|The first phase of the 11.4 km on the Versova-Andheri-|
-Ghatkopar, Mumbai was inaugurated on Sunday.
It is expected to carry about 11,00,000
passengers every day.
Discrimination faced by Mumbaikars...
If the housing societies in Mumbai (Bombay) are only meant for families (married couples), then the government of Maharashtra should make marriage compulsory in the state/city.
Or else the government should tell its citizens where will Unmarried, Divorcees, Bachelors, Spinsters live in the city of skyscrapers or is Bombay only for those who have families.
This is one of the greatest mental blocks of Mumbaikars, who otherwise want to bask in the FALSE HALO of Cosmopolitanism.
This disease (of not giving apartments to Bachelors, Muslims, etc on rent) is specially prevalent in housing societies where the Gujaratis, Marathis and North Indians (to some extent) abound; while the rest of the population is more or less okay with the concept.
The government of Maharashtra should take this matter seriously and devise laws to eradicate this malice ASAP, so that BOMBAY (and its suburbs) becomes free of discrimination based on Marital Status, Religion, etc. Or else the Honourable Supreme Court of India should step in, and give directions to the state or central governments -- so that the fundamental rights of its citizens enshrined in the constitution of India is not violated.
Monday, June 09, 2014
India launches Chinese-style economic revival plan
Plan envisages building 100 new cities, a nationwide high-speed rail network and a better tax system to improved schools and more toilets
New Delhi, 9 June, 2014: Narendra Modi’s new government in India on Monday announced ambitious, Chinese-style plans to revive the struggling economy with everything from a nationwide high-speed rail network and a better tax system to improved schools and more toilets.
“The people of India have given a clear mandate,” President Pranab Mukherjee told parliament in a formal speech outlining the Modi government’s programme for the next five years.
“They want to see a vibrant, dynamic and prosperous India. They want to see a resurgent India, regaining the admiration and respect of the international community.”
Mukherjee’s speech, prepared by Modi and his team, touched on almost every aspect of national life and mentioned a series of “national missions” — for example on health services — but did not mention specific legislation to be put before parliament. As he spoke, the Bombay Stock Exchange indices climbed to new highs.
Among the pledges was a commitment to a “Diamond Quadrilateral project of high-speed trains” — which echoes the “Golden Quadrilateral” of highways launched by the previous BJP government — and another to the construction of 100 new cities focused on specialised economic domains and “equipped with world-class amenities”.

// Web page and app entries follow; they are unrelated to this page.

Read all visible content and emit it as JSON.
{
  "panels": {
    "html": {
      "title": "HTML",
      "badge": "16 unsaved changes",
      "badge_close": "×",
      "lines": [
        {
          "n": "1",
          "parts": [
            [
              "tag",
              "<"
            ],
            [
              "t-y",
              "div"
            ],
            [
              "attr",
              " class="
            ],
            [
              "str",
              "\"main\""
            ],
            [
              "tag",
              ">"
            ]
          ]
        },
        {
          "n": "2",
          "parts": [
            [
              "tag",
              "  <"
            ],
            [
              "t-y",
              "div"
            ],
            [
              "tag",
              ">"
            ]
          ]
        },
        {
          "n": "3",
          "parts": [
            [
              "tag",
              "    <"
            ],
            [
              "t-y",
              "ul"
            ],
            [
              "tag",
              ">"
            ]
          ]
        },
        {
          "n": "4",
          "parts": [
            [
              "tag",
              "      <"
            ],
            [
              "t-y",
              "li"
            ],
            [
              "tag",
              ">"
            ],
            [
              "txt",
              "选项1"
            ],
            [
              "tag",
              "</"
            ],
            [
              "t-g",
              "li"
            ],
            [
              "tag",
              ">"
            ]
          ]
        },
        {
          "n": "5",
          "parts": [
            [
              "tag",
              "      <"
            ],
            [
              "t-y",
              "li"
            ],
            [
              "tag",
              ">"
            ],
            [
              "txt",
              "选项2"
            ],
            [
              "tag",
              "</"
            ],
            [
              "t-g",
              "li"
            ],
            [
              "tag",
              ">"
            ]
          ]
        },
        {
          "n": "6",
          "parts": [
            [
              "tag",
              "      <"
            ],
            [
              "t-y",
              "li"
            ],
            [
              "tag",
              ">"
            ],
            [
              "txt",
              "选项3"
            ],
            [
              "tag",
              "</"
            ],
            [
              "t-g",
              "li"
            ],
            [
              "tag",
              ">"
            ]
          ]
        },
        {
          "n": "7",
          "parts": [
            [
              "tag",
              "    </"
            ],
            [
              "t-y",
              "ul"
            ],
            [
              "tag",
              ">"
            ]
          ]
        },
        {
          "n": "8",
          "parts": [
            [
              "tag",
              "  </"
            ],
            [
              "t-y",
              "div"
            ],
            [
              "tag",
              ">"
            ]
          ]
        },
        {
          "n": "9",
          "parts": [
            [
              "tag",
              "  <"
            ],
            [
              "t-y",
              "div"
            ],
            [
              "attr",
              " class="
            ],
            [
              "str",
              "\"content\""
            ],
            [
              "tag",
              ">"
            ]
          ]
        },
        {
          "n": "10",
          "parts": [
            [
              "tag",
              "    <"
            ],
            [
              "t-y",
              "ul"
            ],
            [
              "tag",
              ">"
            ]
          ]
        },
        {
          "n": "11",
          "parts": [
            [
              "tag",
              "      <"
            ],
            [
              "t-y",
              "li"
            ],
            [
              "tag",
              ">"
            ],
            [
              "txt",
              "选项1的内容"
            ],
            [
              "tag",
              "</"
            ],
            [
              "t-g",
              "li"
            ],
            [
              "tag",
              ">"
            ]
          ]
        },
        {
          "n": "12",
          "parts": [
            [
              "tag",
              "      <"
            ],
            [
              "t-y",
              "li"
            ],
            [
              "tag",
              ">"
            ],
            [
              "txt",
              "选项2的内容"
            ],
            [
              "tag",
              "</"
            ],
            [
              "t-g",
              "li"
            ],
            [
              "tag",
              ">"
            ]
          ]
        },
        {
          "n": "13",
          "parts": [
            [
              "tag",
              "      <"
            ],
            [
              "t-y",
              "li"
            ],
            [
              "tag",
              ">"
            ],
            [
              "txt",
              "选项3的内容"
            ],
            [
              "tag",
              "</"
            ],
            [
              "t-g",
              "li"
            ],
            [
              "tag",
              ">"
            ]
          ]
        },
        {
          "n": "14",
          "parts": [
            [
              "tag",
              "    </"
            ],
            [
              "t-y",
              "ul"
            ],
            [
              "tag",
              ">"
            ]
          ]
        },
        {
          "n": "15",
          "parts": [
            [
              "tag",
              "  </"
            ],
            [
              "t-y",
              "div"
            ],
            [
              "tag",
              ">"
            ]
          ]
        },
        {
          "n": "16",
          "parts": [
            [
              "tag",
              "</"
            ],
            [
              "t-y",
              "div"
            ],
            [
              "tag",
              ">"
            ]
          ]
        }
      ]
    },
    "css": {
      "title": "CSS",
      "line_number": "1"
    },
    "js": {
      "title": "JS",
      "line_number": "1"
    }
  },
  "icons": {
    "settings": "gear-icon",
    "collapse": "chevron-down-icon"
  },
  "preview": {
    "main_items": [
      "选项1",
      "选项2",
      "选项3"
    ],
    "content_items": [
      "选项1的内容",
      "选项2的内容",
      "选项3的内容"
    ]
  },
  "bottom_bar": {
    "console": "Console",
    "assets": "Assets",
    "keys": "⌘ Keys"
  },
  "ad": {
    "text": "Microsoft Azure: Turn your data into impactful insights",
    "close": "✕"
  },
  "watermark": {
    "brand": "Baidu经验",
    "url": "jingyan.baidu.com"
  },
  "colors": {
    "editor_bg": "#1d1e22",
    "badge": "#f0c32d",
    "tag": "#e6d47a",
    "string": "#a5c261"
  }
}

Modi has made clear he wants to emulate China’s building of infrastructure and its welcoming of foreign investment as a way of ensuring accelerated growth for India.
“We need to transform ourselves into a globally competitive manufacturing hub, powered by skill, scale and speed,” Mukherjee said.
The speech also addressed one of the key complaints of big businesses such as Vodafone and Shell, which have been hit with hundreds of millions of dollars in tax demands, based either on a retroactive law introduced by Mukherjee himself when he was Congress finance minister or on unexpected tax assessments that are contested by the targeted companies.
Mukherjee, now holding the ceremonial post of president and head of state, said the Modi government would be “predictable, transparent and fair”, rationalising and simplifying the tax regime to make it “non-adversarial and conducive to investment, enterprise and growth”. It would also seek to introduce a long-awaited general sales tax across the country.
The government, however, was “dedicated to the poor” and saw its greatest challenge as ending “the curse of poverty in India”. It would tackle corruption, seek to ensure that a third of seats in parliament were reserved for women and clean a nation renowned for filth and poor sanitation. “We must not tolerate the indignity of homes without toilets and public spaces littered with garbage,” Mukherjee said.
Courtesy: Gulf News